I read The Complete Don Quixote, adapted from Cervantes by Rob Davis, published by Self Made Hero. Well, I quickly re-read the first half, then luxuriated in the second, which was new to me. As half of Hollywood (and the other half of Broadway) will tell ya, Cervantes’ novel is famously unadaptable, and it’s driven men like Orson Welles and Terry Gilliam mad trying. So how come Davis made it look so easy? I’d speculate that it’s something to do with Davis’ intelligence and taste, but it probably also has a lot to do with comics’ flexibility as a medium. All the quicksilver expressiveness of poetry and prose, all the arresting power of the visual arts. Ultimately, it’s the greatest storytelling form, and if we didn’t believe that, none of us would be here doing what we do. And this is a helluva book.
Wings for Wheels is a uniquely designed minicomic anthology made up of stories about Bruce Springsteen’s music. The comic itself comes in a sleeve that looks like the cover to Born to Run, with the front cover of the comic looking like a record. It features six different stories, as well as some cool one-pagers, by Todd McArthur, Jen May, Jen Vaughn, Josh PM Frees and more. The standout for me was “Home is Where the Boss is,” by the anthology’s editor, Nomi Kane, which is about how music and certain songs become the soundtrack of your life. If you’re a fan of The Boss, it’s well worth your $6.

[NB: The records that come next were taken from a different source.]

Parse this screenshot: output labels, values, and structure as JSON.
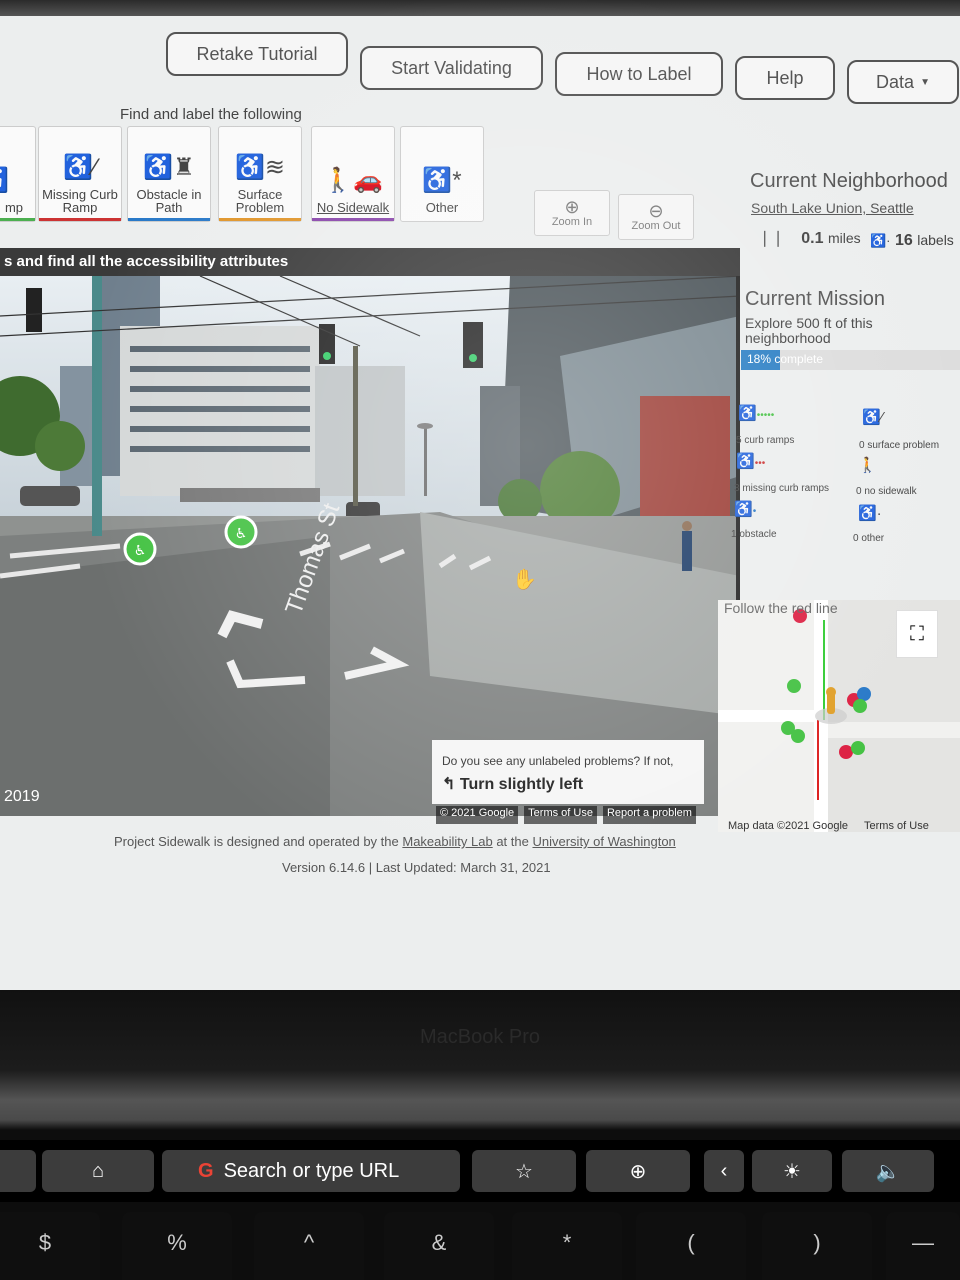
{
  "nav": {
    "buttons": [
      "Retake Tutorial",
      "Start Validating",
      "How to Label",
      "Help",
      "Data"
    ]
  },
  "toolbar": {
    "prompt": "Find and label the following",
    "tools": [
      {
        "label": "mp",
        "icon": "wheelchair-icon",
        "color": "#4caf50"
      },
      {
        "label": "Missing Curb Ramp",
        "icon": "wheelchair-icon",
        "color": "#cc3333"
      },
      {
        "label": "Obstacle in Path",
        "icon": "hydrant-icon",
        "color": "#2979c8"
      },
      {
        "label": "Surface Problem",
        "icon": "surface-icon",
        "color": "#e0952a"
      },
      {
        "label": "No Sidewalk",
        "icon": "pedestrian-car-icon",
        "color": "#8844aa"
      },
      {
        "label": "Other",
        "icon": "wheelchair-icon",
        "color": ""
      }
    ],
    "zoom_in": "Zoom In",
    "zoom_out": "Zoom Out"
  },
  "streetview": {
    "header": "s and find all the accessibility attributes",
    "year": "2019",
    "street_label": "Thomas St",
    "prompt_question": "Do you see any unlabeled problems? If not,",
    "prompt_direction": "Turn slightly left",
    "footer": [
      "© 2021 Google",
      "Terms of Use",
      "Report a problem"
    ]
  },
  "neighborhood": {
    "title": "Current Neighborhood",
    "name": "South Lake Union, Seattle",
    "miles": "0.1",
    "miles_unit": "miles",
    "labels": "16",
    "labels_unit": "labels"
  },
  "mission": {
    "title": "Current Mission",
    "description": "Explore 500 ft of this neighborhood",
    "progress_text": "18% complete",
    "progress": 0.18
  },
  "stats": [
    {
      "text": "5 curb ramps",
      "icon": "curb-ramp-icon"
    },
    {
      "text": "0 surface problem",
      "icon": "surface-problem-icon"
    },
    {
      "text": "3 missing curb ramps",
      "icon": "missing-curb-ramp-icon"
    },
    {
      "text": "0 no sidewalk",
      "icon": "no-sidewalk-icon"
    },
    {
      "text": "1 obstacle",
      "icon": "obstacle-icon"
    },
    {
      "text": "0 other",
      "icon": "other-icon"
    }
  ],
  "minimap": {
    "title": "Follow the red line",
    "footer": [
      "Map data ©2021 Google",
      "Terms of Use"
    ]
  },
  "footer": {
    "line1_prefix": "Project Sidewalk is designed and operated by the",
    "lab": "Makeability Lab",
    "line1_mid": "at the",
    "university": "University of Washington",
    "line2": "Version 6.14.6 | Last Updated: March 31, 2021"
  },
  "laptop": {
    "brand": "MacBook Pro",
    "touchbar_search": "Search or type URL",
    "keys": [
      "$",
      "%",
      "^",
      "&",
      "*",
      "(",
      ")",
      "—"
    ]
  }
}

I got the first print collection of It Will All Hurt, Farel Dalrymple’s Eisner-nominated webcomic over on the Study Group website. I’m a little mixed about reading this in print. On the one hand, Dalrymple’s art looks awesome on the printed page; the “full color on high quality bright newsprint in an oversized ‘Golden Age’ format” really works to bring out the best in his watercolors. The pin-up pages in the back of various characters from the story kind of make me want to disassemble the book, put them in frames and hang them in my kid’s room. However, I really enjoy the formatting on the web, as just scrolling down to read the story adds to the dreamlike element of it all. But hey, I’m willing to keep buying it in print if it means he’ll keep making it.
Finally, speaking of my kid, he’s the owner of My First Superman Book: Touch and Feel and My First Batman Book: Touch and Feel by David Katz. Of the two, Batman is more of a crowd-pleaser; even though in the Superman book you get to pet Krypto, it doesn’t really compete with the “Batman on his Batrope” on the coolness factor:
This page, however, is probably the scariest thing I’ve seen in a Batman book in a long time:
I don’t think anyone wants to see their kid in a Robin mask after what happened to the last Robin …